Please return all lines from the records below that include the string "message".

┄┄┄┄┄┄┄┄┄┄

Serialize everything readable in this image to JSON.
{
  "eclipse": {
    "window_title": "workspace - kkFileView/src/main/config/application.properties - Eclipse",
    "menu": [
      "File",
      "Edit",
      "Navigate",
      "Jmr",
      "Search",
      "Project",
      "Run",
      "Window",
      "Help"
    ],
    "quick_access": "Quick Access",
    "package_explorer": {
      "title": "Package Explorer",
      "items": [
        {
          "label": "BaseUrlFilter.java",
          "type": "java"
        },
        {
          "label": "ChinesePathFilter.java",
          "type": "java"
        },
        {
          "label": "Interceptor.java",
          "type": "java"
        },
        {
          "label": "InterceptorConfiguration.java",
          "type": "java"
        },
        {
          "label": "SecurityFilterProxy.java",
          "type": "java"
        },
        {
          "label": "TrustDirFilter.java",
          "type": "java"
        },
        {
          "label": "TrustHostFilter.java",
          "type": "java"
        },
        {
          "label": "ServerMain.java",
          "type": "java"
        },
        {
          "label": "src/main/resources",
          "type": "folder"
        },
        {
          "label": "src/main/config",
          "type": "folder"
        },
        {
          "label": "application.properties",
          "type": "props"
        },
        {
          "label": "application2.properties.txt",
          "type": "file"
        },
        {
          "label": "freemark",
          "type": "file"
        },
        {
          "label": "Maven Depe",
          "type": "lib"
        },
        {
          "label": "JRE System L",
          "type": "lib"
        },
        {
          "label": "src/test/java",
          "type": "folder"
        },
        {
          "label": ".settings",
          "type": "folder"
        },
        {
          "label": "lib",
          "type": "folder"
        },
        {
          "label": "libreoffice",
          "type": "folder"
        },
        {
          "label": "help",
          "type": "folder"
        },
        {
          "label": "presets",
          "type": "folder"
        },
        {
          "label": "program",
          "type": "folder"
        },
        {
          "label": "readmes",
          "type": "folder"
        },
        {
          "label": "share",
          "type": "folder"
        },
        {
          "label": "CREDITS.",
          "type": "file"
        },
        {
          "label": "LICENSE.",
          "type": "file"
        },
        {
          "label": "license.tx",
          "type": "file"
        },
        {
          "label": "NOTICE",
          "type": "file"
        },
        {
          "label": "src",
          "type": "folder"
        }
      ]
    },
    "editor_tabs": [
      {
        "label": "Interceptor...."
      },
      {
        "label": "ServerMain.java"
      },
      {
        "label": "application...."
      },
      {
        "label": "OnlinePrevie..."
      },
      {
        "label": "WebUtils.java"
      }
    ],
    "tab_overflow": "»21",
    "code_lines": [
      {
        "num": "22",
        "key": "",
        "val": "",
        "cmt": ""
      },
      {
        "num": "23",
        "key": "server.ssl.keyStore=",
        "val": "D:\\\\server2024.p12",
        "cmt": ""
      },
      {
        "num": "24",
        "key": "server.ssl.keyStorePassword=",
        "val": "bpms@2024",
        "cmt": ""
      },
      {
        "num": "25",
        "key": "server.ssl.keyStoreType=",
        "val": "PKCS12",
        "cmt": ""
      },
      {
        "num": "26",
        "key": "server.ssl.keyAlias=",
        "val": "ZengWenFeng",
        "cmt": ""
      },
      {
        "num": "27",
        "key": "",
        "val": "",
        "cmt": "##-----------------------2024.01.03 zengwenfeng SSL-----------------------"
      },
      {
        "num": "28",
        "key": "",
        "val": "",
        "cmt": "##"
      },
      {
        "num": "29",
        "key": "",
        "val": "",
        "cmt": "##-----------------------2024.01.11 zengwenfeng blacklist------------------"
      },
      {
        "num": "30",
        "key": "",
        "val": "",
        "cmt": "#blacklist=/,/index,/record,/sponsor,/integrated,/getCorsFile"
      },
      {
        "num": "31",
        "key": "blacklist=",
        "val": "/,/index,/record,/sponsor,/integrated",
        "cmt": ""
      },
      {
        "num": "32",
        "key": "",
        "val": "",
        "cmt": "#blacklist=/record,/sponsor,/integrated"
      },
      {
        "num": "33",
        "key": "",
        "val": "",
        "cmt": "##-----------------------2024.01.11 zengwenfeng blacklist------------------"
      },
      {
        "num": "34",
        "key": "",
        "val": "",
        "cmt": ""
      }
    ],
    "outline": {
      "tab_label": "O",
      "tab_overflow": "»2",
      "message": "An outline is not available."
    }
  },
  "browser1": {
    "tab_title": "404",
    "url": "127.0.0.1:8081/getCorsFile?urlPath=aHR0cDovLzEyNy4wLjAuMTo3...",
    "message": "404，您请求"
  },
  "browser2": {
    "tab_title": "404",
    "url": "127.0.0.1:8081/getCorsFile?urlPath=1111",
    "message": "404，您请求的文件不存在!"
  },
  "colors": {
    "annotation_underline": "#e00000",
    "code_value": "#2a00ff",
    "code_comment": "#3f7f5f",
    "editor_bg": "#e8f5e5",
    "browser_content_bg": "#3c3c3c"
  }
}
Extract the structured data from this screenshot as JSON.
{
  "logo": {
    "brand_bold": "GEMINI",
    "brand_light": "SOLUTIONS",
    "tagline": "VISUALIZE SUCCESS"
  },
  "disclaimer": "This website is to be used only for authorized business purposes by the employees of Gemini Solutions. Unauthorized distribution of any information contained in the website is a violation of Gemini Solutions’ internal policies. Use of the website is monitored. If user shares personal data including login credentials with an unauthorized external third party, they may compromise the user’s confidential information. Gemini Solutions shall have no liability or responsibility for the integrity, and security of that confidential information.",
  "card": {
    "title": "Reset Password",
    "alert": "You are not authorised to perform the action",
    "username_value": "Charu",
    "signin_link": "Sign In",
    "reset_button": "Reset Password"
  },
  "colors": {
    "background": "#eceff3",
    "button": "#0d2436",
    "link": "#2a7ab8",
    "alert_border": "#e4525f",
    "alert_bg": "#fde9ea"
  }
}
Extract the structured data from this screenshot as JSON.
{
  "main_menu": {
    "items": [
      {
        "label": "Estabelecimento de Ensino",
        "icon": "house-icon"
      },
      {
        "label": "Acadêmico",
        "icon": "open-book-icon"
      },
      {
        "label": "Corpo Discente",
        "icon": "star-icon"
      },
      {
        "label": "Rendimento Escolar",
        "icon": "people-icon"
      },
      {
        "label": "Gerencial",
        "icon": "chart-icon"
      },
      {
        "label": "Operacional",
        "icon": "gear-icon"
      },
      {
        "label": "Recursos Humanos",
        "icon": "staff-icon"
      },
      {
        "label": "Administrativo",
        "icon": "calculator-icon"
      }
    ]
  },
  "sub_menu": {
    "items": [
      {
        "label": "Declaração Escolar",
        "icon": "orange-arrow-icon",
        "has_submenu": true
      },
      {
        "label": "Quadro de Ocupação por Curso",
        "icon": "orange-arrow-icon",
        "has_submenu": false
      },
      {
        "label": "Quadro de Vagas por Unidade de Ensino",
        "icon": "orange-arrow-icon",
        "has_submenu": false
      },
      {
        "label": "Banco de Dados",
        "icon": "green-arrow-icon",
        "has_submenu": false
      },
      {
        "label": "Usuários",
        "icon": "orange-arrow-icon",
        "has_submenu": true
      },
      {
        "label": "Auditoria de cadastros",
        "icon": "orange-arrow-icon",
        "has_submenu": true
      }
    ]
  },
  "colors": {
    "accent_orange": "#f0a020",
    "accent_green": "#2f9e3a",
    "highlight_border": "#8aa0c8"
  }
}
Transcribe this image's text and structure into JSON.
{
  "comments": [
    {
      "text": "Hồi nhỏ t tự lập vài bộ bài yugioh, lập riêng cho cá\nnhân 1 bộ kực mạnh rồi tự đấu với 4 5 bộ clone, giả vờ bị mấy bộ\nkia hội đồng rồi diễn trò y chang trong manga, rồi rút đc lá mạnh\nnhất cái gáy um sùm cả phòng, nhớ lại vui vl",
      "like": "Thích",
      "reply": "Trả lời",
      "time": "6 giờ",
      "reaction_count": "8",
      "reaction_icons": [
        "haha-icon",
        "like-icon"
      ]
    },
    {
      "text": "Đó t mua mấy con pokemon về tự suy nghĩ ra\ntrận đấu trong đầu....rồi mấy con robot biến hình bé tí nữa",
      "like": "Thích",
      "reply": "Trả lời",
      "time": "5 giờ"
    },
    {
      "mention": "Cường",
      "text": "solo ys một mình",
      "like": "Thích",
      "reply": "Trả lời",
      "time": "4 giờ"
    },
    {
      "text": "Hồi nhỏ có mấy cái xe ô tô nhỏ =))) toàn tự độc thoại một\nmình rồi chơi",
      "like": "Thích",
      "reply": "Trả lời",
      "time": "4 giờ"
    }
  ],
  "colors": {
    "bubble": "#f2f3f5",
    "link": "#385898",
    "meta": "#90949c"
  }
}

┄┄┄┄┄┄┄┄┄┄

EXERCISE SOLUTION:
      "message": "An outline is not available."
    "message": "404，您请求"
    "message": "404，您请求的文件不存在!"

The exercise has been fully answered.